## Task item
Would you please copy each line of the listing that mentions "port"?
START Extracted records
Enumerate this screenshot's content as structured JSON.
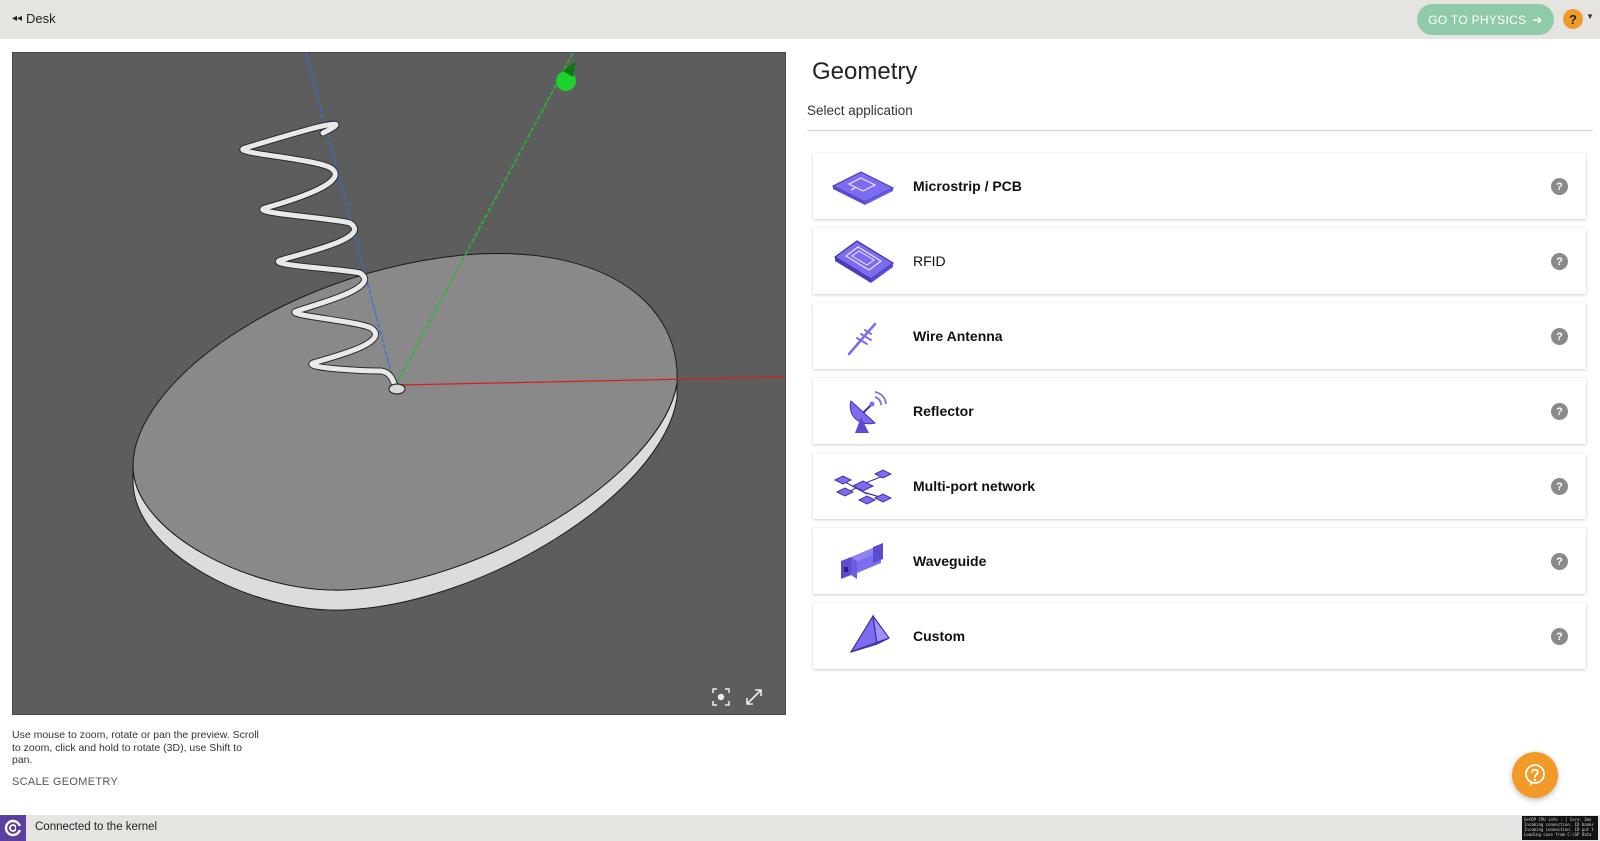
{
  "header": {
    "back_label": "Desk",
    "back_icon": "double-arrow-left",
    "physics_button": "GO TO PHYSICS",
    "physics_icon": "arrow-right",
    "help_glyph": "?",
    "accent": "#f29a27",
    "physics_color": "#8fcaa9"
  },
  "viewer": {
    "background": "#5d5d5d",
    "tools": [
      "focus-icon",
      "fullscreen-icon"
    ],
    "hint": "Use mouse to zoom, rotate or pan the preview. Scroll to zoom, click and hold to rotate (3D), use Shift to pan.",
    "scale_label": "SCALE GEOMETRY"
  },
  "panel": {
    "title": "Geometry",
    "subtitle": "Select application",
    "items": [
      {
        "label": "Microstrip / PCB",
        "icon": "microstrip-pcb-icon"
      },
      {
        "label": "RFID",
        "icon": "rfid-icon"
      },
      {
        "label": "Wire Antenna",
        "icon": "wire-antenna-icon"
      },
      {
        "label": "Reflector",
        "icon": "reflector-icon"
      },
      {
        "label": "Multi-port network",
        "icon": "multi-port-network-icon"
      },
      {
        "label": "Waveguide",
        "icon": "waveguide-icon"
      },
      {
        "label": "Custom",
        "icon": "custom-icon"
      }
    ],
    "icon_color": "#7b6cf0"
  },
  "status": {
    "text": "Connected to the kernel",
    "brand_color": "#5a3fa0",
    "console_lines": [
      "GetDP CPU info : [ Core: 2mo",
      "Incoming connection. ID banks",
      "Incoming connection. ID put t",
      "Loading case from C:\\GP Data"
    ]
  }
}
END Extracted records
## Answer to this problem
        "label": "Multi-port network",
        "icon": "multi-port-network-icon"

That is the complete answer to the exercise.